Samsung galaxy xcover extreme s5690 review

That means that all the home screens have four shortcut icons at the bottom, taking you to Dialler, Contacts, Messaging and Apps. When you switch into the apps menu, for example, the four shortcuts remain, but the Apps shortcut is now replaced by one for the main Home screen.

Samsung galaxy xcover extreme s5690 review

You start out with three home screens, but if you hit the Home button then choose Edit you can add more, up to a total of seven. This Android 2.3 feature means you can customise the number of home screens to your own taste.

Samsung galaxy xcover extreme s5690 review

Meanwhile Samsung provides a reasonable range of apps, including Active Applications, which shows you when system resources are getting low and gives a quick link into the Task Manager to close any you don't need.

Samsung galaxy xcover extreme s5690 review

It also includes a neat weather app that links into AccuWeather for five-day forecasting.
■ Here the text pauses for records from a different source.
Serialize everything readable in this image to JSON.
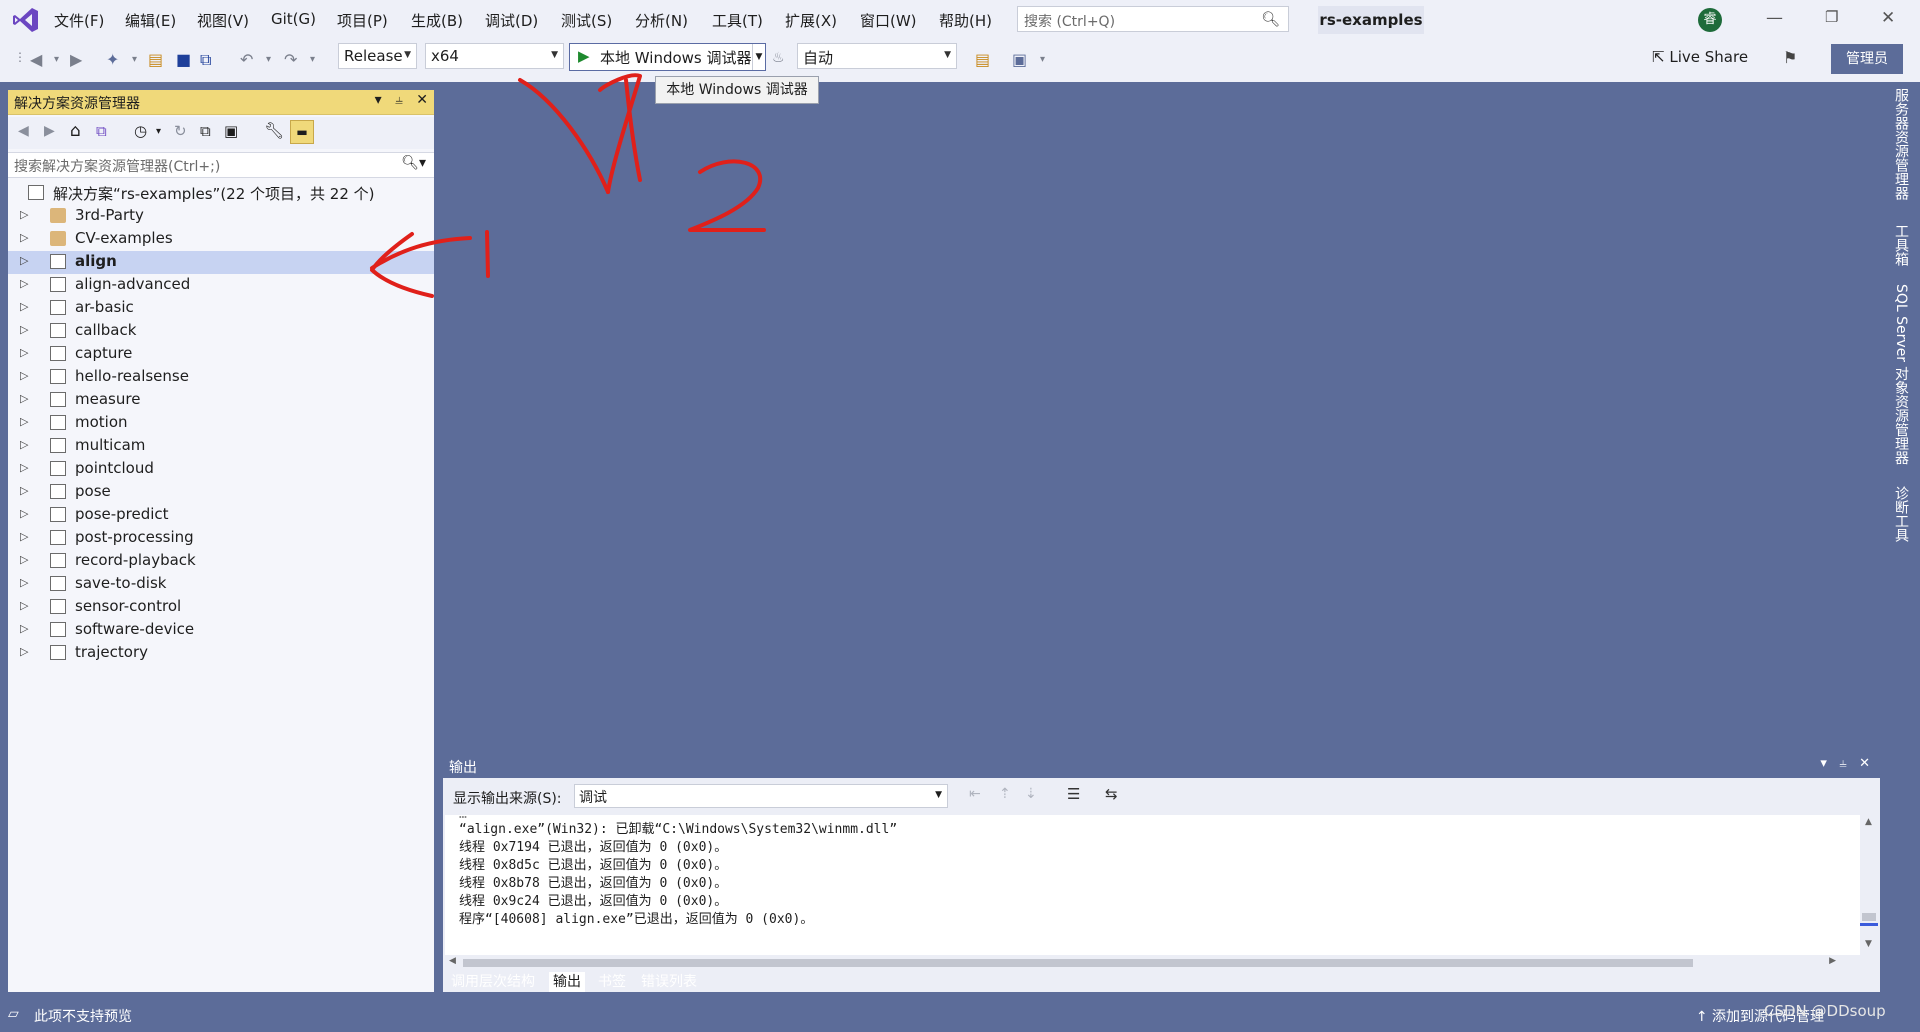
{
  "menu": [
    "文件(F)",
    "编辑(E)",
    "视图(V)",
    "Git(G)",
    "项目(P)",
    "生成(B)",
    "调试(D)",
    "测试(S)",
    "分析(N)",
    "工具(T)",
    "扩展(X)",
    "窗口(W)",
    "帮助(H)"
  ],
  "search": {
    "placeholder": "搜索 (Ctrl+Q)"
  },
  "solution_name": "rs-examples",
  "avatar_letter": "睿",
  "toolbar": {
    "config": "Release",
    "platform": "x64",
    "debug_target": "本地 Windows 调试器",
    "auto": "自动",
    "live_share": "Live Share",
    "admin": "管理员"
  },
  "tooltip": "本地 Windows 调试器",
  "solution_explorer": {
    "title": "解决方案资源管理器",
    "search_placeholder": "搜索解决方案资源管理器(Ctrl+;)",
    "root": "解决方案“rs-examples”(22 个项目，共 22 个)",
    "items": [
      {
        "label": "3rd-Party",
        "type": "folder"
      },
      {
        "label": "CV-examples",
        "type": "folder"
      },
      {
        "label": "align",
        "type": "project"
      },
      {
        "label": "align-advanced",
        "type": "project"
      },
      {
        "label": "ar-basic",
        "type": "project"
      },
      {
        "label": "callback",
        "type": "project"
      },
      {
        "label": "capture",
        "type": "project"
      },
      {
        "label": "hello-realsense",
        "type": "project"
      },
      {
        "label": "measure",
        "type": "project"
      },
      {
        "label": "motion",
        "type": "project"
      },
      {
        "label": "multicam",
        "type": "project"
      },
      {
        "label": "pointcloud",
        "type": "project"
      },
      {
        "label": "pose",
        "type": "project"
      },
      {
        "label": "pose-predict",
        "type": "project"
      },
      {
        "label": "post-processing",
        "type": "project"
      },
      {
        "label": "record-playback",
        "type": "project"
      },
      {
        "label": "save-to-disk",
        "type": "project"
      },
      {
        "label": "sensor-control",
        "type": "project"
      },
      {
        "label": "software-device",
        "type": "project"
      },
      {
        "label": "trajectory",
        "type": "project"
      }
    ],
    "selected": "align"
  },
  "side_tabs": [
    "服务器资源管理器",
    "工具箱",
    "SQL Server 对象资源管理器",
    "诊断工具"
  ],
  "output": {
    "title": "输出",
    "source_label": "显示输出来源(S):",
    "source_value": "调试",
    "lines": [
      "“align.exe”(Win32): 已卸载“C:\\Windows\\System32\\winmm.dll”",
      "线程 0x7194 已退出，返回值为 0 (0x0)。",
      "线程 0x8d5c 已退出，返回值为 0 (0x0)。",
      "线程 0x8b78 已退出，返回值为 0 (0x0)。",
      "线程 0x9c24 已退出，返回值为 0 (0x0)。",
      "程序“[40608] align.exe”已退出，返回值为 0 (0x0)。"
    ]
  },
  "bottom_tabs": [
    "调用层次结构",
    "输出",
    "书签",
    "错误列表"
  ],
  "active_bottom_tab": "输出",
  "status": {
    "left": "此项不支持预览",
    "right": "添加到源代码管理"
  },
  "watermark": "CSDN @DDsoup",
  "annotations": {
    "one": "1",
    "two": "2"
  },
  "colors": {
    "accent": "#5c6c99",
    "selection": "#c7d3f2",
    "annotation": "#e0201a",
    "solution_header": "#f0d97a"
  }
}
Samsung galaxy xcover extreme s5690 review

Meanwhile, if you pull down the notification bar on the Samsung Galaxy Xcover, you can access connection settings and even switch the sound to vibration mode and disable automatic screen rotation. It's nothing we haven't seen before, but it is all good stuff.

Samsung galaxy xcover extreme s5690 review
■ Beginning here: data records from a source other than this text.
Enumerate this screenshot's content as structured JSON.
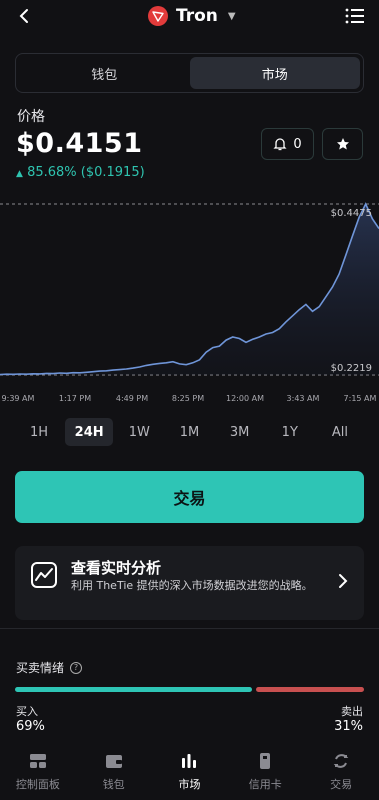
{
  "header": {
    "title": "Tron"
  },
  "segment": {
    "tabs": [
      "钱包",
      "市场"
    ],
    "active": 1
  },
  "price": {
    "label": "价格",
    "value": "$0.4151",
    "change": "85.68% ($0.1915)",
    "alerts_count": "0"
  },
  "colors": {
    "accent": "#2ec5b5",
    "sell": "#c85050",
    "line": "#6f95d8",
    "background": "#111114"
  },
  "chart_data": {
    "type": "area",
    "x": [
      "9:39 AM",
      "1:17 PM",
      "4:49 PM",
      "8:25 PM",
      "12:00 AM",
      "3:43 AM",
      "7:15 AM"
    ],
    "ylim": [
      0.2219,
      0.4475
    ],
    "reference_lines": [
      "$0.4475",
      "$0.2219"
    ],
    "values": [
      0.2225,
      0.223,
      0.2228,
      0.2232,
      0.2229,
      0.2235,
      0.2233,
      0.224,
      0.2238,
      0.2245,
      0.2242,
      0.225,
      0.2248,
      0.2255,
      0.2262,
      0.227,
      0.2275,
      0.2283,
      0.229,
      0.2298,
      0.231,
      0.2325,
      0.2345,
      0.236,
      0.2372,
      0.238,
      0.2395,
      0.2365,
      0.2355,
      0.238,
      0.242,
      0.252,
      0.258,
      0.26,
      0.268,
      0.272,
      0.27,
      0.265,
      0.269,
      0.272,
      0.276,
      0.278,
      0.283,
      0.292,
      0.3,
      0.308,
      0.315,
      0.306,
      0.312,
      0.325,
      0.338,
      0.355,
      0.38,
      0.405,
      0.43,
      0.4475,
      0.428,
      0.4151
    ],
    "title": "",
    "xlabel": "",
    "ylabel": ""
  },
  "ranges": [
    "1H",
    "24H",
    "1W",
    "1M",
    "3M",
    "1Y",
    "All"
  ],
  "active_range": 1,
  "trade_button": "交易",
  "card": {
    "title": "查看实时分析",
    "desc": "利用 TheTie 提供的深入市场数据改进您的战略。"
  },
  "sentiment": {
    "title": "买卖情绪",
    "buy_label": "买入",
    "buy_value": "69%",
    "buy_fraction": 0.69,
    "sell_label": "卖出",
    "sell_value": "31%"
  },
  "tabbar": [
    {
      "label": "控制面板",
      "icon": "dashboard-icon"
    },
    {
      "label": "钱包",
      "icon": "wallet-icon"
    },
    {
      "label": "市场",
      "icon": "market-icon"
    },
    {
      "label": "信用卡",
      "icon": "card-icon"
    },
    {
      "label": "交易",
      "icon": "trade-icon"
    }
  ],
  "active_tab": 2
}
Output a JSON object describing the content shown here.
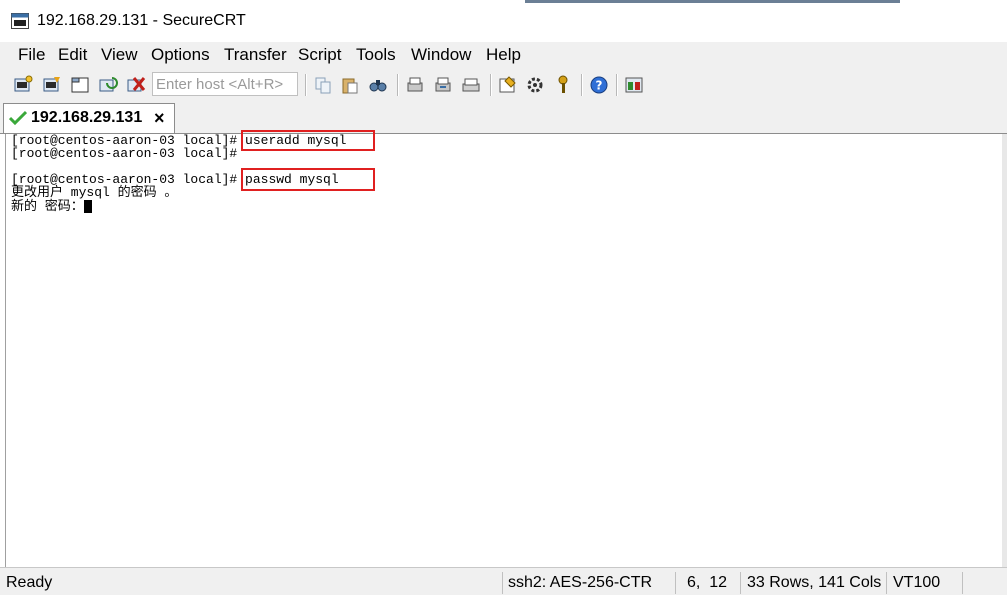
{
  "window": {
    "title": "192.168.29.131 - SecureCRT"
  },
  "menu": [
    "File",
    "Edit",
    "View",
    "Options",
    "Transfer",
    "Script",
    "Tools",
    "Window",
    "Help"
  ],
  "toolbar": {
    "host_placeholder": "Enter host <Alt+R>",
    "icons": [
      "connect-icon",
      "quick-connect-icon",
      "connect-in-tab-icon",
      "reconnect-icon",
      "disconnect-icon",
      "copy-icon",
      "paste-icon",
      "find-icon",
      "print-icon",
      "print-selection-icon",
      "print-setup-icon",
      "session-options-icon",
      "global-options-icon",
      "keymap-icon",
      "help-icon",
      "sftp-icon"
    ]
  },
  "tab": {
    "label": "192.168.29.131",
    "close": "×"
  },
  "terminal": {
    "lines": [
      "[root@centos-aaron-03 local]# useradd mysql",
      "[root@centos-aaron-03 local]#",
      "",
      "[root@centos-aaron-03 local]# passwd mysql",
      "更改用户 mysql 的密码 。",
      "新的 密码："
    ]
  },
  "status": {
    "ready": "Ready",
    "encryption": "ssh2: AES-256-CTR",
    "cursor_pos": "6,  12",
    "dimensions": "33 Rows, 141 Cols",
    "emulation": "VT100"
  },
  "colors": {
    "highlight": "#e02020",
    "chrome": "#f0f0f0"
  }
}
One user interface aspect we really like is the message notification on the Samsung Galaxy Xcover's lock screen. Just slide it to the left and the handset opens right up into the messaging area.